Cubs Spring Training
Mesa isn’t the only place to find Cubs logos and icons. The Chicago Park District’ has turned its historic Garfield Park Conservatory’s Show House into a celebration of baseball and the World Series Champions for its annual Spring Flower Show.
This year the theme is Spring Training. Visitors will see Wrigley Field’s marquee, bleachers, ivy-covered wall and a huge World Series trophy. The “Spring Training” show even includes an icon scavenger hunt.
Opened February 18, the show continues through May 14, 2017. Garfield Park Conservatory is at 300 N. Central. For more information visit Garfield Park Conservatory or call (312) 746-5100.
You can still wander among thousands of gorgeous orchids at Chicago Botanic Garden. The annual Orchid Show continues through March 26, 2017. The Garden is at 1000 Lake Cook Rd., east of Edens Expressway, Glencoe. Admission is free. Non-member parking is $25 per car. For more information visit CBG and call (847) 835-5440
Chicago Flower and Garden Show

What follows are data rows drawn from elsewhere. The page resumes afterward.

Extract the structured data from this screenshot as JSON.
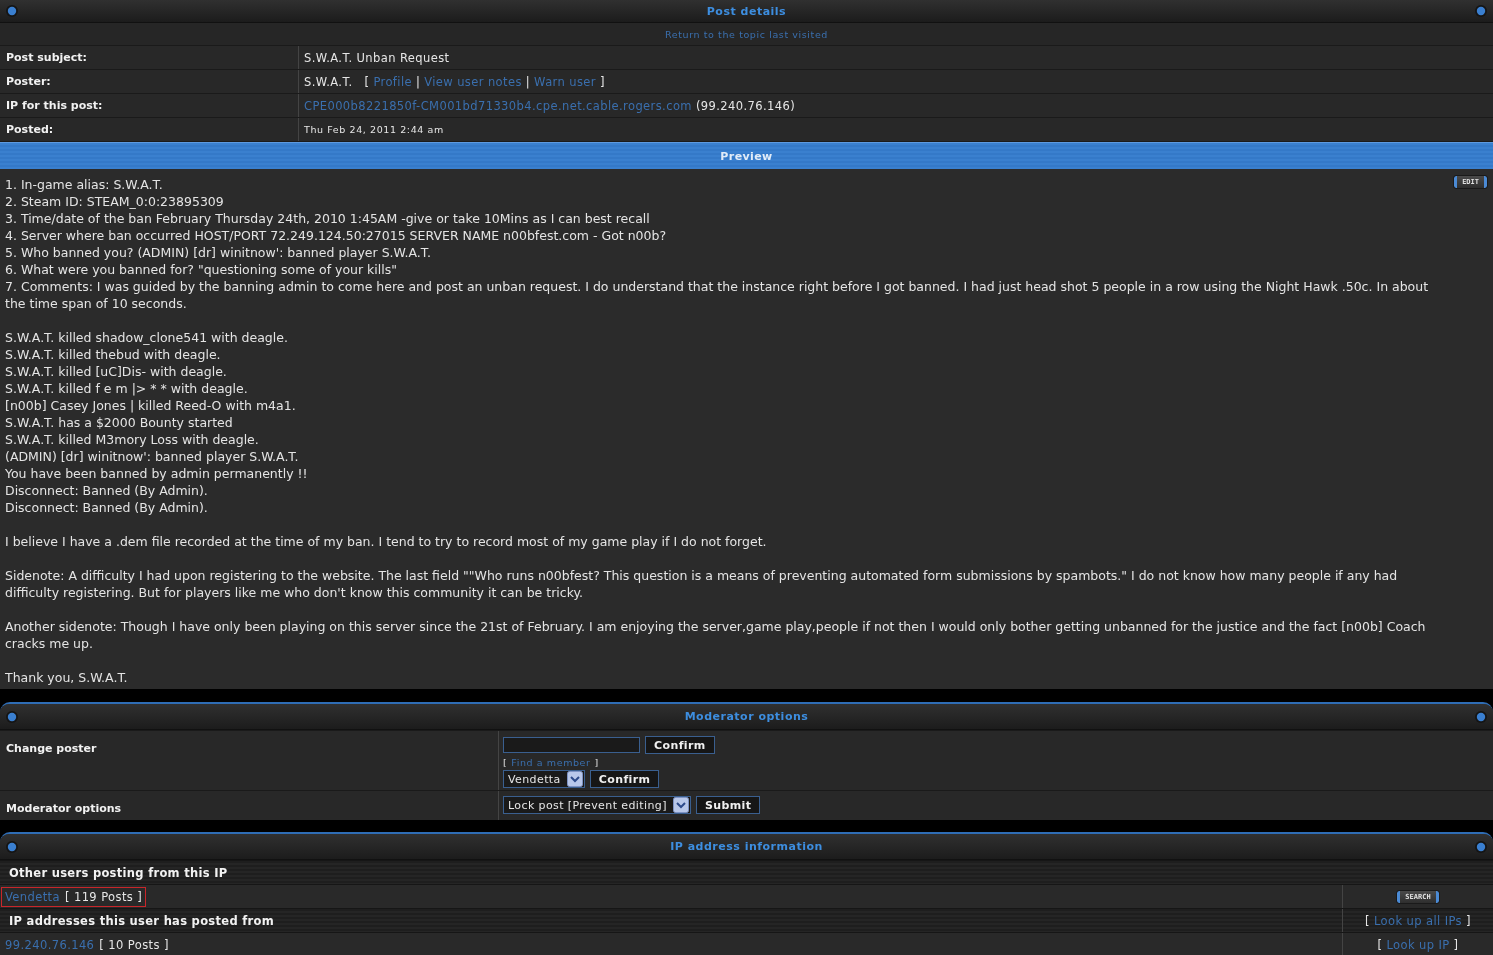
{
  "post_details": {
    "title": "Post details",
    "return_link": "Return to the topic last visited",
    "rows": [
      {
        "kind": "text",
        "label": "Post subject:",
        "value": "S.W.A.T. Unban Request"
      },
      {
        "kind": "user",
        "label": "Poster:",
        "value": "S.W.A.T.",
        "open": "[",
        "links": [
          "Profile",
          "View user notes",
          "Warn user"
        ],
        "separator": "|",
        "close": "]"
      },
      {
        "kind": "host",
        "label": "IP for this post:",
        "link": "CPE000b8221850f-CM001bd71330b4.cpe.net.cable.rogers.com",
        "value": "(99.240.76.146)"
      },
      {
        "kind": "date",
        "label": "Posted:",
        "value": "Thu Feb 24, 2011 2:44 am"
      }
    ]
  },
  "preview": {
    "title": "Preview",
    "edit_button": "EDIT",
    "paragraphs": [
      [
        "1. In-game alias: S.W.A.T.",
        "2. Steam ID: STEAM_0:0:23895309",
        "3. Time/date of the ban February Thursday 24th, 2010 1:45AM -give or take 10Mins as I can best recall",
        "4. Server where ban occurred HOST/PORT 72.249.124.50:27015 SERVER NAME n00bfest.com - Got n00b?",
        "5. Who banned you? (ADMIN) [dr] winitnow': banned player S.W.A.T.",
        "6. What were you banned for? \"questioning some of your kills\"",
        "7. Comments: I was guided by the banning admin to come here and post an unban request. I do understand that the instance right before I got banned. I had just head shot 5 people in a row using the Night Hawk .50c. In about the time span of 10 seconds."
      ],
      [
        "S.W.A.T. killed shadow_clone541 with deagle.",
        "S.W.A.T. killed thebud with deagle.",
        "S.W.A.T. killed [uC]Dis- with deagle.",
        "S.W.A.T. killed f e m |> * * with deagle.",
        "[n00b] Casey Jones | killed Reed-O with m4a1.",
        "S.W.A.T. has a $2000 Bounty started",
        "S.W.A.T. killed M3mory Loss with deagle.",
        "(ADMIN) [dr] winitnow': banned player S.W.A.T.",
        "You have been banned by admin permanently !!",
        "Disconnect: Banned (By Admin).",
        "Disconnect: Banned (By Admin)."
      ],
      [
        "I believe I have a .dem file recorded at the time of my ban. I tend to try to record most of my game play if I do not forget."
      ],
      [
        "Sidenote: A difficulty I had upon registering to the website. The last field \"\"Who runs n00bfest? This question is a means of preventing automated form submissions by spambots.\" I do not know how many people if any had difficulty registering. But for players like me who don't know this community it can be tricky."
      ],
      [
        "Another sidenote: Though I have only been playing on this server since the 21st of February. I am enjoying the server,game play,people if not then I would only bother getting unbanned for the justice and the fact [n00b] Coach cracks me up."
      ],
      [
        "Thank you, S.W.A.T."
      ]
    ]
  },
  "moderator_options": {
    "title": "Moderator options",
    "rows": [
      {
        "kind": "change_poster",
        "label": "Change poster",
        "button": "Confirm",
        "find_open": "[",
        "find_link": "Find a member",
        "find_close": "]",
        "select": "Vendetta",
        "select_button": "Confirm"
      },
      {
        "kind": "mod_action",
        "label": "Moderator options",
        "select": "Lock post [Prevent editing]",
        "button": "Submit"
      }
    ]
  },
  "ip_info": {
    "title": "IP address information",
    "sections": [
      {
        "heading": "Other users posting from this IP",
        "items": [
          {
            "link": "Vendetta",
            "count": "[ 119 Posts ]",
            "highlighted": true,
            "action": {
              "kind": "search_button",
              "label": "SEARCH"
            }
          }
        ]
      },
      {
        "heading": "IP addresses this user has posted from",
        "heading_action": {
          "open": "[",
          "link": "Look up all IPs",
          "close": "]"
        },
        "items": [
          {
            "link": "99.240.76.146",
            "count": "[ 10 Posts ]",
            "highlighted": false,
            "action": {
              "kind": "bracket_link",
              "open": "[",
              "link": "Look up IP",
              "close": "]"
            }
          }
        ]
      }
    ]
  }
}
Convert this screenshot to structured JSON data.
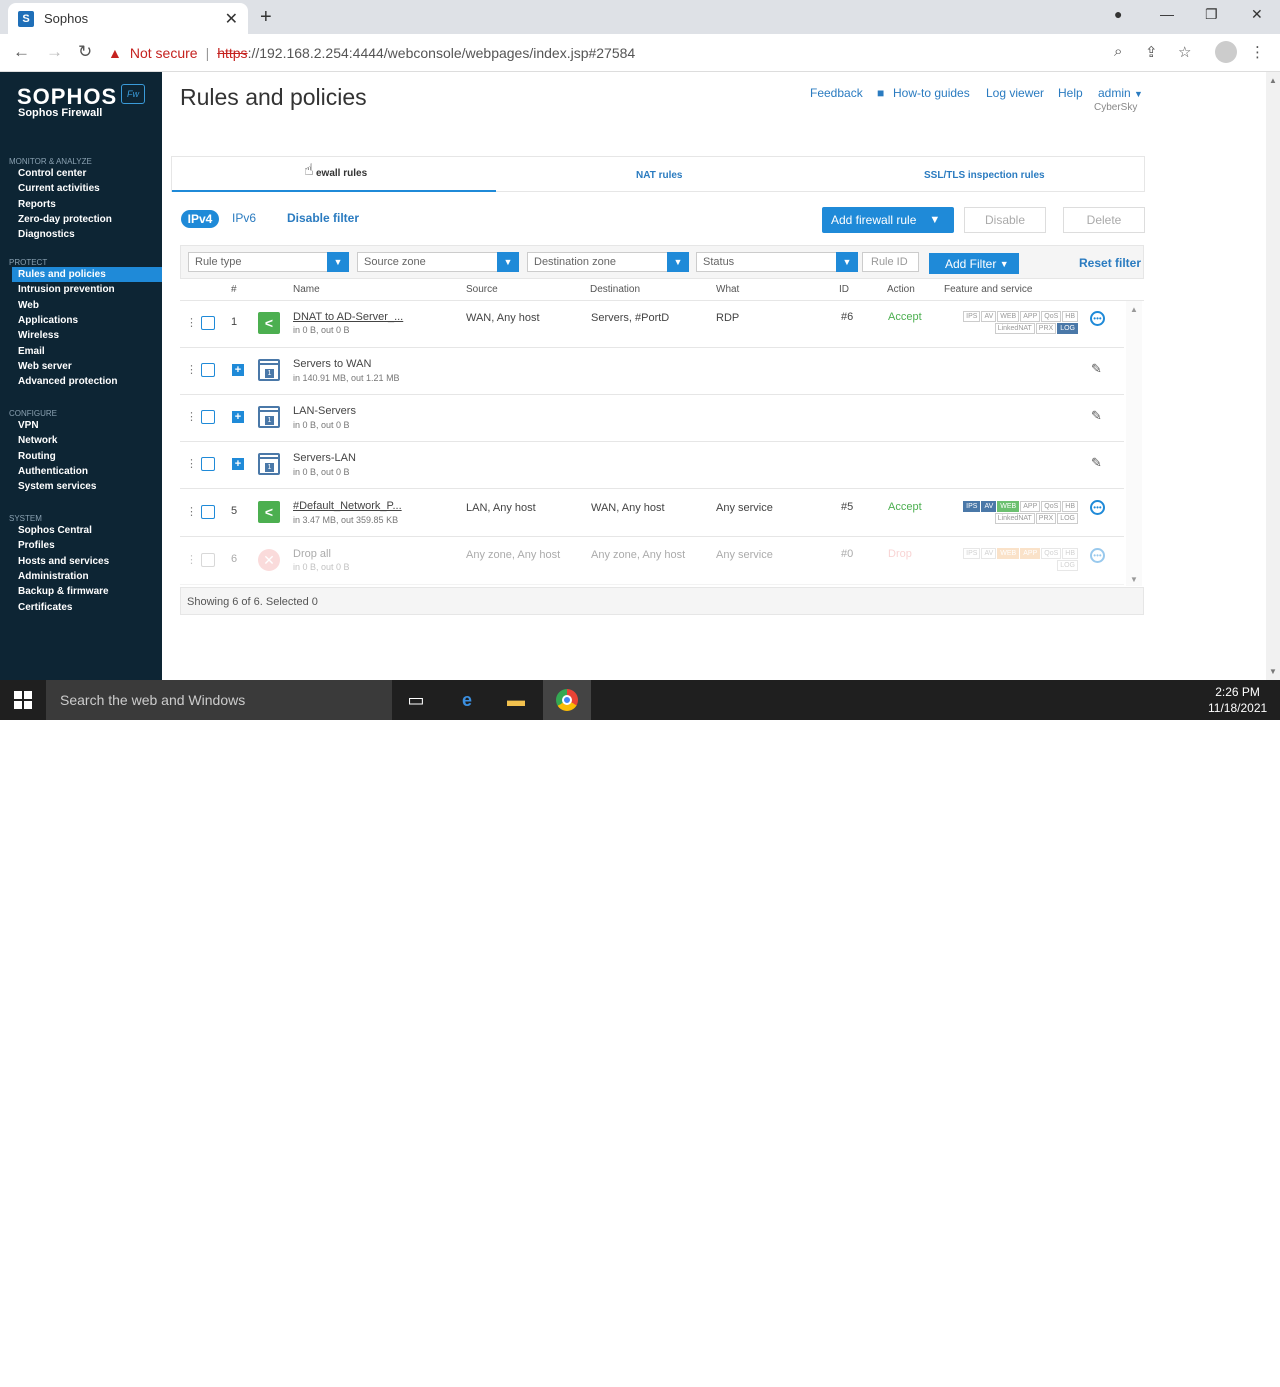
{
  "browser": {
    "tab_title": "Sophos",
    "favicon": "S",
    "security_label": "Not secure",
    "url_scheme": "https",
    "url_rest": "://192.168.2.254:4444/webconsole/webpages/index.jsp#27584"
  },
  "sidebar": {
    "brand": "SOPHOS",
    "brand_badge": "Fw",
    "product": "Sophos Firewall",
    "sections": [
      {
        "title": "MONITOR & ANALYZE",
        "items": [
          "Control center",
          "Current activities",
          "Reports",
          "Zero-day protection",
          "Diagnostics"
        ]
      },
      {
        "title": "PROTECT",
        "items": [
          "Rules and policies",
          "Intrusion prevention",
          "Web",
          "Applications",
          "Wireless",
          "Email",
          "Web server",
          "Advanced protection"
        ]
      },
      {
        "title": "CONFIGURE",
        "items": [
          "VPN",
          "Network",
          "Routing",
          "Authentication",
          "System services"
        ]
      },
      {
        "title": "SYSTEM",
        "items": [
          "Sophos Central",
          "Profiles",
          "Hosts and services",
          "Administration",
          "Backup & firmware",
          "Certificates"
        ]
      }
    ],
    "active_item": "Rules and policies"
  },
  "header": {
    "title": "Rules and policies",
    "links": [
      "Feedback",
      "How-to guides",
      "Log viewer",
      "Help",
      "admin"
    ],
    "company": "CyberSky"
  },
  "tabs": [
    "ewall rules",
    "NAT rules",
    "SSL/TLS inspection rules"
  ],
  "toolbar": {
    "ipv4": "IPv4",
    "ipv6": "IPv6",
    "disable_filter": "Disable filter",
    "add_rule": "Add firewall rule",
    "disable": "Disable",
    "delete": "Delete"
  },
  "filters": {
    "rule_type": "Rule type",
    "source_zone": "Source zone",
    "destination_zone": "Destination zone",
    "status": "Status",
    "rule_id_placeholder": "Rule ID",
    "add_filter": "Add Filter",
    "reset_filter": "Reset filter"
  },
  "columns": [
    "#",
    "Name",
    "Source",
    "Destination",
    "What",
    "ID",
    "Action",
    "Feature and service"
  ],
  "rows": [
    {
      "num": "1",
      "name": "DNAT to AD-Server_...",
      "traffic": "in 0 B, out 0 B",
      "source": "WAN, Any host",
      "destination": "Servers, #PortD",
      "what": "RDP",
      "id": "#6",
      "action": "Accept"
    },
    {
      "num": "",
      "name": "Servers to WAN",
      "traffic": "in 140.91 MB, out 1.21 MB"
    },
    {
      "num": "",
      "name": "LAN-Servers",
      "traffic": "in 0 B, out 0 B"
    },
    {
      "num": "",
      "name": "Servers-LAN",
      "traffic": "in 0 B, out 0 B"
    },
    {
      "num": "5",
      "name": "#Default_Network_P...",
      "traffic": "in 3.47 MB, out 359.85 KB",
      "source": "LAN, Any host",
      "destination": "WAN, Any host",
      "what": "Any service",
      "id": "#5",
      "action": "Accept"
    },
    {
      "num": "6",
      "name": "Drop all",
      "traffic": "in 0 B, out 0 B",
      "source": "Any zone, Any host",
      "destination": "Any zone, Any host",
      "what": "Any service",
      "id": "#0",
      "action": "Drop"
    }
  ],
  "chips": {
    "row1": [
      "IPS",
      "AV",
      "WEB",
      "APP",
      "QoS",
      "HB",
      "LinkedNAT",
      "PRX",
      "LOG"
    ],
    "row5": [
      "IPS",
      "AV",
      "WEB",
      "APP",
      "QoS",
      "HB",
      "LinkedNAT",
      "PRX",
      "LOG"
    ],
    "row6": [
      "IPS",
      "AV",
      "WEB",
      "APP",
      "QoS",
      "HB",
      "LOG"
    ]
  },
  "footer": "Showing 6 of 6. Selected 0",
  "taskbar": {
    "search": "Search the web and Windows",
    "time": "2:26 PM",
    "date": "11/18/2021"
  },
  "colors": {
    "accent": "#1f8ad8",
    "sidebar": "#0d2534",
    "accept": "#4caf50"
  }
}
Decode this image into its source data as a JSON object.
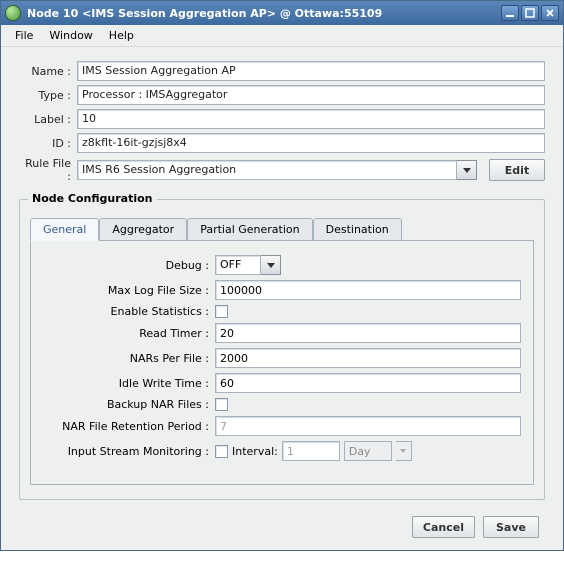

You can find inspiration for your garden whether it’s a handkerchief-sized patch, a walkway or a personal hide-away at Chicago’s annual Flower and Garden Show at Navy Pier, March 18-26, 2017. The theme is Chicago Neighborhoods. There are 20 gardens to walk around including some with water features and others with sculptures. In addition the show has seminars, a market section, workshops and family activities.
The show is upstairs in festival Hall A and B. Tickets are $5 children, $15 weekdays and $17 weekends. Navy Pier is at 600 E. Grand Ave. For more information visit Flower Show.
Maple Syrup Festival at NPV
Watch the magic that turns sap tapped from a maple tree into maple syrup at the North Park village Nature center March 25, 2017 from 10 a.m. to 3 p.m. North Park Village Nature Center. A free event, the festival also includes crafts, storytelling and music. North Park Village Nature center is at 5801 N. Pulaski Rd. For more information visit NPV or call (312) 744-5472.
You know that with seasonal change you are supposed to “spring” ahead sometime really early Sunday morning, March 12, right?
Well yes, it does depend on where you live because not all places in the United States go from standard to daylight time. Your friends and relatives in Hawaii and in many Arizona locations probably remind you they just don’t do daylight time.
However, the US official time when clocks skip an hour is 2 a.m. whatever local time you’re at.
According to a US Navy site, Congress designated that beginning in 2007 daylight time started on the second Sunday of March and ended the first Sunday of November when clocks would “fall back” to standard time.
Mark your calendar Nov. 5 for your extra hour of sleep if you think the date applies. You can click policy act for more information.
Here are five suggestions to help get through the tough change.
1. Change different clocks at different times. Change the clock by your bed before you go to sleep. So if it’s 10 p.m. move it to 11 and tell yourself you are becoming a night owl. Change the kitchen clock in the morning and think how nice it is have slept in so that what was 8 a.m. is now 9 am.
2. Don’t set the alarm for Sunday morning. See what time you can sleep to if given the chance (Unless you are in the church choir but maybe others will also be late).
3. Now, go around the house to check all the other clocks you don’t always look at such as the one on the oven, microwave and coffee pot. Even in this era of automatic computer time adjustments those don’t usually change by themselves. If you would rather not have to do this again in the fall, get a new appliance that does change automatically.
4. If you have one of those bird clocks that sounds lovely when it tweets on the hour but which you hate when you have to take out the batteries and go back to a specific time, put batteries back in and reset, then ask a friend to come over. Tell the person you want to share the joy of learning the different bird sounds and show your friend how to turn the tiny wheel in back until the right time appears.
5. Call a friend to see if that person is up. Say it’s a friendly wake-up call but actually misery likes company.